Pictures should be excluded; otherwise, copy every entry exactly.

(Component data from apps and pages)
Segment Open

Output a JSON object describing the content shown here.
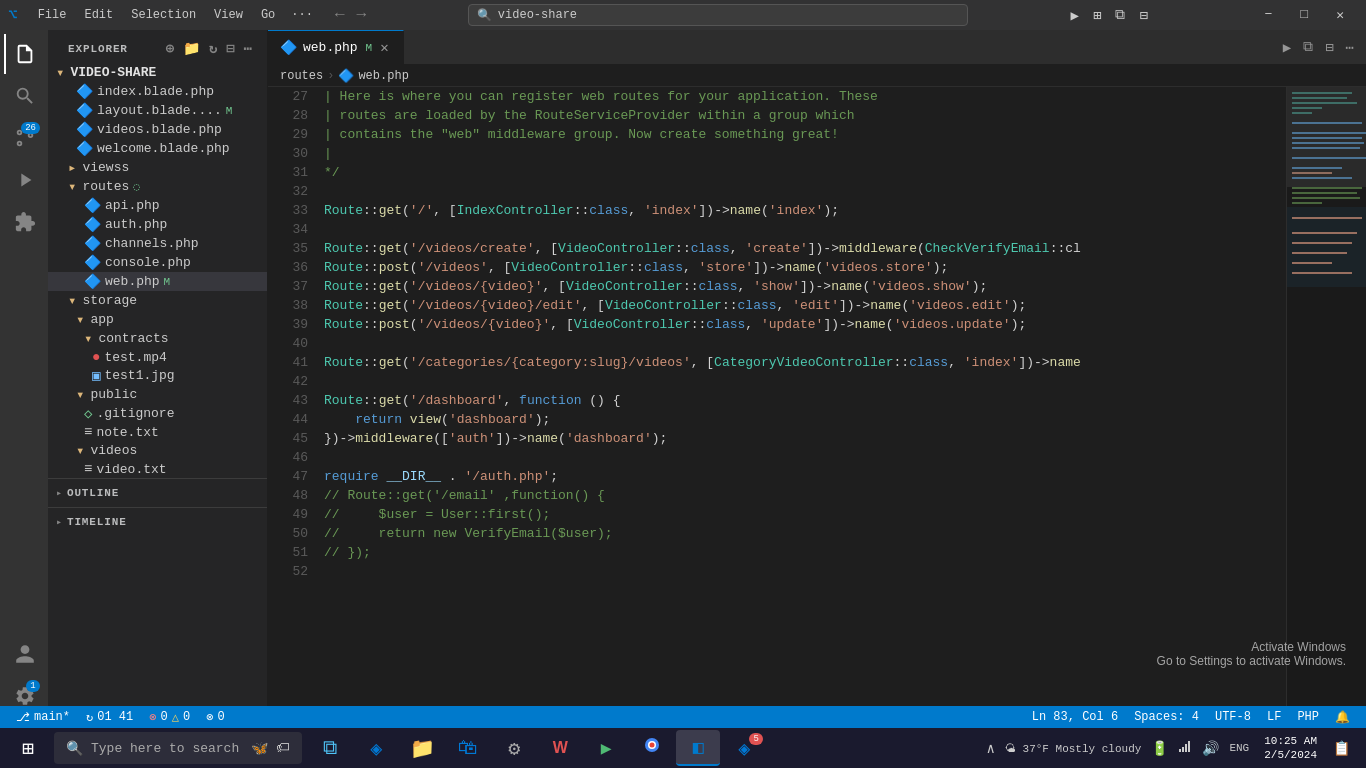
{
  "titlebar": {
    "logo": "VS",
    "menu": [
      "File",
      "Edit",
      "Selection",
      "View",
      "Go",
      "..."
    ],
    "search_placeholder": "video-share",
    "window_controls": [
      "⊟",
      "❐",
      "✕"
    ],
    "right_icons": [
      "▶",
      "⚙",
      "⧉",
      "⋮"
    ]
  },
  "activity_bar": {
    "items": [
      {
        "name": "explorer",
        "icon": "📄",
        "active": true
      },
      {
        "name": "search",
        "icon": "🔍",
        "active": false
      },
      {
        "name": "source-control",
        "icon": "⎇",
        "active": false,
        "badge": "26"
      },
      {
        "name": "run",
        "icon": "▶",
        "active": false
      },
      {
        "name": "extensions",
        "icon": "⧉",
        "active": false
      }
    ],
    "bottom_items": [
      {
        "name": "account",
        "icon": "👤"
      },
      {
        "name": "settings",
        "icon": "⚙",
        "badge": "1"
      }
    ]
  },
  "sidebar": {
    "title": "EXPLORER",
    "root": "VIDEO-SHARE",
    "tree": [
      {
        "indent": 1,
        "type": "php",
        "label": "index.blade.php",
        "modified": false
      },
      {
        "indent": 1,
        "type": "php",
        "label": "layout.blade....",
        "modified": true
      },
      {
        "indent": 1,
        "type": "php",
        "label": "videos.blade.php",
        "modified": false
      },
      {
        "indent": 1,
        "type": "php",
        "label": "welcome.blade.php",
        "modified": false
      },
      {
        "indent": 1,
        "type": "folder",
        "label": "viewss",
        "modified": false
      },
      {
        "indent": 1,
        "type": "folder-open",
        "label": "routes",
        "modified": true
      },
      {
        "indent": 2,
        "type": "php",
        "label": "api.php",
        "modified": false
      },
      {
        "indent": 2,
        "type": "php",
        "label": "auth.php",
        "modified": false
      },
      {
        "indent": 2,
        "type": "php",
        "label": "channels.php",
        "modified": false
      },
      {
        "indent": 2,
        "type": "php",
        "label": "console.php",
        "modified": false
      },
      {
        "indent": 2,
        "type": "php",
        "label": "web.php",
        "modified": true,
        "active": true
      },
      {
        "indent": 1,
        "type": "folder-open",
        "label": "storage",
        "modified": false
      },
      {
        "indent": 2,
        "type": "folder-open",
        "label": "app",
        "modified": false
      },
      {
        "indent": 3,
        "type": "folder-open",
        "label": "contracts",
        "modified": false
      },
      {
        "indent": 4,
        "type": "video",
        "label": "test.mp4",
        "modified": false
      },
      {
        "indent": 4,
        "type": "img",
        "label": "test1.jpg",
        "modified": false
      },
      {
        "indent": 2,
        "type": "folder-open",
        "label": "public",
        "modified": false
      },
      {
        "indent": 3,
        "type": "git",
        "label": ".gitignore",
        "modified": false
      },
      {
        "indent": 3,
        "type": "txt",
        "label": "note.txt",
        "modified": false
      },
      {
        "indent": 2,
        "type": "folder-open",
        "label": "videos",
        "modified": false
      },
      {
        "indent": 3,
        "type": "txt",
        "label": "video.txt",
        "modified": false
      }
    ],
    "outline_label": "OUTLINE",
    "timeline_label": "TIMELINE"
  },
  "tabs": [
    {
      "label": "web.php",
      "modified": true,
      "active": true,
      "icon": "php"
    }
  ],
  "breadcrumb": {
    "parts": [
      "routes",
      "web.php"
    ]
  },
  "code": {
    "lines": [
      {
        "num": 27,
        "content": "| Here is where you can register web routes for your application. These",
        "type": "comment"
      },
      {
        "num": 28,
        "content": "| routes are loaded by the RouteServiceProvider within a group which",
        "type": "comment"
      },
      {
        "num": 29,
        "content": "| contains the \"web\" middleware group. Now create something great!",
        "type": "comment"
      },
      {
        "num": 30,
        "content": "|",
        "type": "comment"
      },
      {
        "num": 31,
        "content": "*/",
        "type": "comment"
      },
      {
        "num": 32,
        "content": "",
        "type": "blank"
      },
      {
        "num": 33,
        "content": "Route::get('/', [IndexController::class, 'index'])->name('index');",
        "type": "code"
      },
      {
        "num": 34,
        "content": "",
        "type": "blank"
      },
      {
        "num": 35,
        "content": "Route::get('/videos/create', [VideoController::class, 'create'])->middleware(CheckVerifyEmail::cl",
        "type": "code"
      },
      {
        "num": 36,
        "content": "Route::post('/videos', [VideoController::class, 'store'])->name('videos.store');",
        "type": "code"
      },
      {
        "num": 37,
        "content": "Route::get('/videos/{video}', [VideoController::class, 'show'])->name('videos.show');",
        "type": "code"
      },
      {
        "num": 38,
        "content": "Route::get('/videos/{video}/edit', [VideoController::class, 'edit'])->name('videos.edit');",
        "type": "code"
      },
      {
        "num": 39,
        "content": "Route::post('/videos/{video}', [VideoController::class, 'update'])->name('videos.update');",
        "type": "code"
      },
      {
        "num": 40,
        "content": "",
        "type": "blank"
      },
      {
        "num": 41,
        "content": "Route::get('/categories/{category:slug}/videos', [CategoryVideoController::class, 'index'])->name",
        "type": "code"
      },
      {
        "num": 42,
        "content": "",
        "type": "blank"
      },
      {
        "num": 43,
        "content": "Route::get('/dashboard', function () {",
        "type": "code"
      },
      {
        "num": 44,
        "content": "    return view('dashboard');",
        "type": "code"
      },
      {
        "num": 45,
        "content": "})->middleware(['auth'])->name('dashboard');",
        "type": "code"
      },
      {
        "num": 46,
        "content": "",
        "type": "blank"
      },
      {
        "num": 47,
        "content": "require __DIR__ . '/auth.php';",
        "type": "code"
      },
      {
        "num": 48,
        "content": "// Route::get('/email' ,function() {",
        "type": "comment-code"
      },
      {
        "num": 49,
        "content": "//     $user = User::first();",
        "type": "comment-code"
      },
      {
        "num": 50,
        "content": "//     return new VerifyEmail($user);",
        "type": "comment-code"
      },
      {
        "num": 51,
        "content": "// });",
        "type": "comment-code"
      },
      {
        "num": 52,
        "content": "",
        "type": "blank"
      }
    ]
  },
  "status_bar": {
    "branch": "main*",
    "sync_icon": "↻",
    "sync_count": "01 41",
    "errors": "0",
    "warnings": "0",
    "no_problems": "△ 0",
    "remote": "⊗ 0",
    "ln_col": "Ln 83, Col 6",
    "spaces": "Spaces: 4",
    "encoding": "UTF-8",
    "line_ending": "LF",
    "lang": "PHP",
    "bell": "🔔"
  },
  "activate_windows": {
    "line1": "Activate Windows",
    "line2": "Go to Settings to activate Windows."
  },
  "taskbar": {
    "search_text": "Type here to search",
    "apps": [
      {
        "name": "windows",
        "icon": "⊞"
      },
      {
        "name": "task-view",
        "icon": "⧉"
      },
      {
        "name": "edge",
        "icon": "◈"
      },
      {
        "name": "explorer",
        "icon": "📁"
      },
      {
        "name": "store",
        "icon": "🏪"
      },
      {
        "name": "settings-app",
        "icon": "⚙"
      },
      {
        "name": "wamp",
        "icon": "W"
      },
      {
        "name": "terminal",
        "icon": "▶"
      },
      {
        "name": "chrome",
        "icon": "◉"
      },
      {
        "name": "vscode",
        "icon": "◧",
        "active": true
      },
      {
        "name": "edge2",
        "icon": "◈",
        "badge": "5"
      }
    ],
    "tray": {
      "weather": "🌤 37°F Mostly cloudy",
      "hidden_icons": "^",
      "battery": "🔋",
      "network": "🌐",
      "volume": "🔊",
      "lang": "ENG",
      "time": "10:25 AM",
      "date": "2/5/2024",
      "notification": "📋"
    }
  }
}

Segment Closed

● **EXERCISE ANSWER**:
Output a JSON object describing the content shown here.
{
  "titlebar": {
    "logo": "VS",
    "menu": [
      "File",
      "Edit",
      "Selection",
      "View",
      "Go",
      "..."
    ],
    "search_placeholder": "video-share",
    "window_controls": [
      "⊟",
      "❐",
      "✕"
    ],
    "right_icons": [
      "▶",
      "⚙",
      "⧉",
      "⋮"
    ]
  },
  "activity_bar": {
    "items": [
      {
        "name": "explorer",
        "icon": "📄",
        "active": true
      },
      {
        "name": "search",
        "icon": "🔍",
        "active": false
      },
      {
        "name": "source-control",
        "icon": "⎇",
        "active": false,
        "badge": "26"
      },
      {
        "name": "run",
        "icon": "▶",
        "active": false
      },
      {
        "name": "extensions",
        "icon": "⧉",
        "active": false
      }
    ],
    "bottom_items": [
      {
        "name": "account",
        "icon": "👤"
      },
      {
        "name": "settings",
        "icon": "⚙",
        "badge": "1"
      }
    ]
  },
  "sidebar": {
    "title": "EXPLORER",
    "root": "VIDEO-SHARE",
    "tree": [
      {
        "indent": 1,
        "type": "php",
        "label": "index.blade.php",
        "modified": false
      },
      {
        "indent": 1,
        "type": "php",
        "label": "layout.blade....",
        "modified": true
      },
      {
        "indent": 1,
        "type": "php",
        "label": "videos.blade.php",
        "modified": false
      },
      {
        "indent": 1,
        "type": "php",
        "label": "welcome.blade.php",
        "modified": false
      },
      {
        "indent": 1,
        "type": "folder",
        "label": "viewss",
        "modified": false
      },
      {
        "indent": 1,
        "type": "folder-open",
        "label": "routes",
        "modified": true
      },
      {
        "indent": 2,
        "type": "php",
        "label": "api.php",
        "modified": false
      },
      {
        "indent": 2,
        "type": "php",
        "label": "auth.php",
        "modified": false
      },
      {
        "indent": 2,
        "type": "php",
        "label": "channels.php",
        "modified": false
      },
      {
        "indent": 2,
        "type": "php",
        "label": "console.php",
        "modified": false
      },
      {
        "indent": 2,
        "type": "php",
        "label": "web.php",
        "modified": true,
        "active": true
      },
      {
        "indent": 1,
        "type": "folder-open",
        "label": "storage",
        "modified": false
      },
      {
        "indent": 2,
        "type": "folder-open",
        "label": "app",
        "modified": false
      },
      {
        "indent": 3,
        "type": "folder-open",
        "label": "contracts",
        "modified": false
      },
      {
        "indent": 4,
        "type": "video",
        "label": "test.mp4",
        "modified": false
      },
      {
        "indent": 4,
        "type": "img",
        "label": "test1.jpg",
        "modified": false
      },
      {
        "indent": 2,
        "type": "folder-open",
        "label": "public",
        "modified": false
      },
      {
        "indent": 3,
        "type": "git",
        "label": ".gitignore",
        "modified": false
      },
      {
        "indent": 3,
        "type": "txt",
        "label": "note.txt",
        "modified": false
      },
      {
        "indent": 2,
        "type": "folder-open",
        "label": "videos",
        "modified": false
      },
      {
        "indent": 3,
        "type": "txt",
        "label": "video.txt",
        "modified": false
      }
    ],
    "outline_label": "OUTLINE",
    "timeline_label": "TIMELINE"
  },
  "tabs": [
    {
      "label": "web.php",
      "modified": true,
      "active": true,
      "icon": "php"
    }
  ],
  "breadcrumb": {
    "parts": [
      "routes",
      "web.php"
    ]
  },
  "code": {
    "lines": [
      {
        "num": 27,
        "content": "| Here is where you can register web routes for your application. These",
        "type": "comment"
      },
      {
        "num": 28,
        "content": "| routes are loaded by the RouteServiceProvider within a group which",
        "type": "comment"
      },
      {
        "num": 29,
        "content": "| contains the \"web\" middleware group. Now create something great!",
        "type": "comment"
      },
      {
        "num": 30,
        "content": "|",
        "type": "comment"
      },
      {
        "num": 31,
        "content": "*/",
        "type": "comment"
      },
      {
        "num": 32,
        "content": "",
        "type": "blank"
      },
      {
        "num": 33,
        "content": "Route::get('/', [IndexController::class, 'index'])->name('index');",
        "type": "code"
      },
      {
        "num": 34,
        "content": "",
        "type": "blank"
      },
      {
        "num": 35,
        "content": "Route::get('/videos/create', [VideoController::class, 'create'])->middleware(CheckVerifyEmail::cl",
        "type": "code"
      },
      {
        "num": 36,
        "content": "Route::post('/videos', [VideoController::class, 'store'])->name('videos.store');",
        "type": "code"
      },
      {
        "num": 37,
        "content": "Route::get('/videos/{video}', [VideoController::class, 'show'])->name('videos.show');",
        "type": "code"
      },
      {
        "num": 38,
        "content": "Route::get('/videos/{video}/edit', [VideoController::class, 'edit'])->name('videos.edit');",
        "type": "code"
      },
      {
        "num": 39,
        "content": "Route::post('/videos/{video}', [VideoController::class, 'update'])->name('videos.update');",
        "type": "code"
      },
      {
        "num": 40,
        "content": "",
        "type": "blank"
      },
      {
        "num": 41,
        "content": "Route::get('/categories/{category:slug}/videos', [CategoryVideoController::class, 'index'])->name",
        "type": "code"
      },
      {
        "num": 42,
        "content": "",
        "type": "blank"
      },
      {
        "num": 43,
        "content": "Route::get('/dashboard', function () {",
        "type": "code"
      },
      {
        "num": 44,
        "content": "    return view('dashboard');",
        "type": "code"
      },
      {
        "num": 45,
        "content": "})->middleware(['auth'])->name('dashboard');",
        "type": "code"
      },
      {
        "num": 46,
        "content": "",
        "type": "blank"
      },
      {
        "num": 47,
        "content": "require __DIR__ . '/auth.php';",
        "type": "code"
      },
      {
        "num": 48,
        "content": "// Route::get('/email' ,function() {",
        "type": "comment-code"
      },
      {
        "num": 49,
        "content": "//     $user = User::first();",
        "type": "comment-code"
      },
      {
        "num": 50,
        "content": "//     return new VerifyEmail($user);",
        "type": "comment-code"
      },
      {
        "num": 51,
        "content": "// });",
        "type": "comment-code"
      },
      {
        "num": 52,
        "content": "",
        "type": "blank"
      }
    ]
  },
  "status_bar": {
    "branch": "main*",
    "sync_icon": "↻",
    "sync_count": "01 41",
    "errors": "0",
    "warnings": "0",
    "no_problems": "△ 0",
    "remote": "⊗ 0",
    "ln_col": "Ln 83, Col 6",
    "spaces": "Spaces: 4",
    "encoding": "UTF-8",
    "line_ending": "LF",
    "lang": "PHP",
    "bell": "🔔"
  },
  "activate_windows": {
    "line1": "Activate Windows",
    "line2": "Go to Settings to activate Windows."
  },
  "taskbar": {
    "search_text": "Type here to search",
    "apps": [
      {
        "name": "windows",
        "icon": "⊞"
      },
      {
        "name": "task-view",
        "icon": "⧉"
      },
      {
        "name": "edge",
        "icon": "◈"
      },
      {
        "name": "explorer",
        "icon": "📁"
      },
      {
        "name": "store",
        "icon": "🏪"
      },
      {
        "name": "settings-app",
        "icon": "⚙"
      },
      {
        "name": "wamp",
        "icon": "W"
      },
      {
        "name": "terminal",
        "icon": "▶"
      },
      {
        "name": "chrome",
        "icon": "◉"
      },
      {
        "name": "vscode",
        "icon": "◧",
        "active": true
      },
      {
        "name": "edge2",
        "icon": "◈",
        "badge": "5"
      }
    ],
    "tray": {
      "weather": "🌤 37°F Mostly cloudy",
      "hidden_icons": "^",
      "battery": "🔋",
      "network": "🌐",
      "volume": "🔊",
      "lang": "ENG",
      "time": "10:25 AM",
      "date": "2/5/2024",
      "notification": "📋"
    }
  }
}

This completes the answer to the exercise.